My dad was diagnosed with a brain tumour in 2003. He had surgery in 2003, just after Mom ’s 2nd surgery for cancer. (She ended up having 6 surgeries, radiation and chemo.) The tumour affected all of Dad's critical thinking skills, as well as language processing. It was difficult. A friend suggested that all you can do is to look for the diamonds every day. A diamond was a small moment when you feel great joy, love or a special moment of bonding, when that father-daughter relationship manages to shine. There were many such moments in all the chaos. Eventually, I became clinically depressed, had to quit work, and focus only on Dad. It was all I could cope with. I begin going in and feeding Dad dinner, as he couldn’t manage eating utensils. This was well after he lost his ability to use the phone, had lost his hearing aids, and could not figure out the TV clicker. He died on February 16, 2007, in Leisureworld; I was there with him.
Dad was in the kitchen preparing a snack. Dad was fixing it since as Mom is still weak and tired and they had just come home from her surgery. I should describe the house. It is built on a rock, as the pink, gray, white, and black of the Precambrian shield rises up out of the ground, a perfectly solid foundation. The second floor is a large bedroom, 16 x 24 feet, with an ensuite bathroom. The sliding glass doors look out over the lake. Or they could, if the overgrown trees were not there. The main floor is open concept.
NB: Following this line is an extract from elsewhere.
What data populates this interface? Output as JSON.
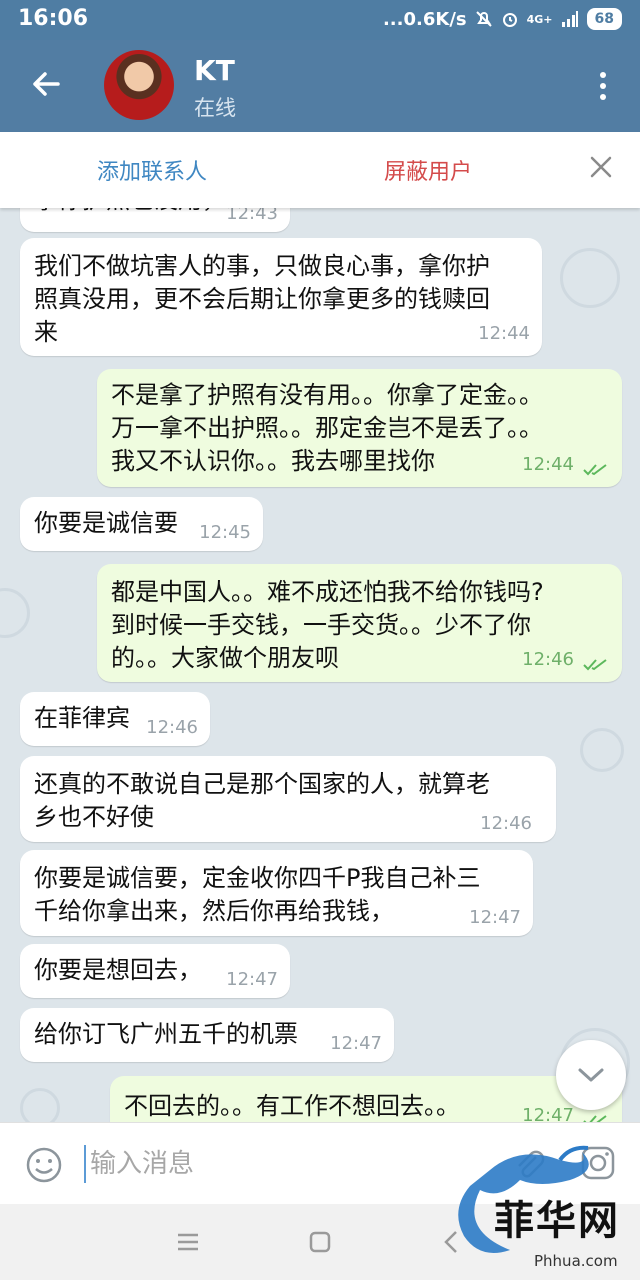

Perfect to call to someone, or bellow orders across the living room, dining room and into the kitchen. The woodstove, the main heat in the house, sits in the one mini-wall of the living room. Off the living room in the TV room, down the wee hall is a bathroom and what should have been a bedroom. Mom and Dad decided, since it was their retirement home that they do not need another bedroom and this is Dad ’s office, with sliding glass doors that go out to the driveway. The house is on a small lake in Bala, the self-proclaimed Cranberry Capital of Canada.
Mom rested on the couch on the main floor, as she was unable to make her way up the steep stairs to her bedroom. She was sore and was told to limit her activity- as if that would stop her! Her incisions became infected and she needed antibiotics later. Dad had his seizure in the kitchen, falling to the floor on the hard linoleum. Mom phoned 911 and the ambulance attendants had to wend their way into the house through the office, a back door, the only doorway with decent enough access. They would come to use that doorway a lot! I cannot imagine the stress and fear she faced.
Dad went by ambulance to the hospital in Bracebridge. Mom stayed alone at the house. They decide that tests are warranted, including an MRI and a Catscan. She told me, “I know in that instant that our lives will never be the same again.” If only she will come to understand this and make changes. Mom is still recovering from her surgery. She has to ensure that her stitches do not become infected, She has sitz baths, and uses the blow dryer after every visit to the toilet, and must continue this perineal care for months. Even so, she contracts an infection and requires antibiotics. Thankfully the homecare nurse helps her. They only qualify for a few nursing hours a day at home. I did not realize how much they needed help at the time. Neighbours began to pitch in.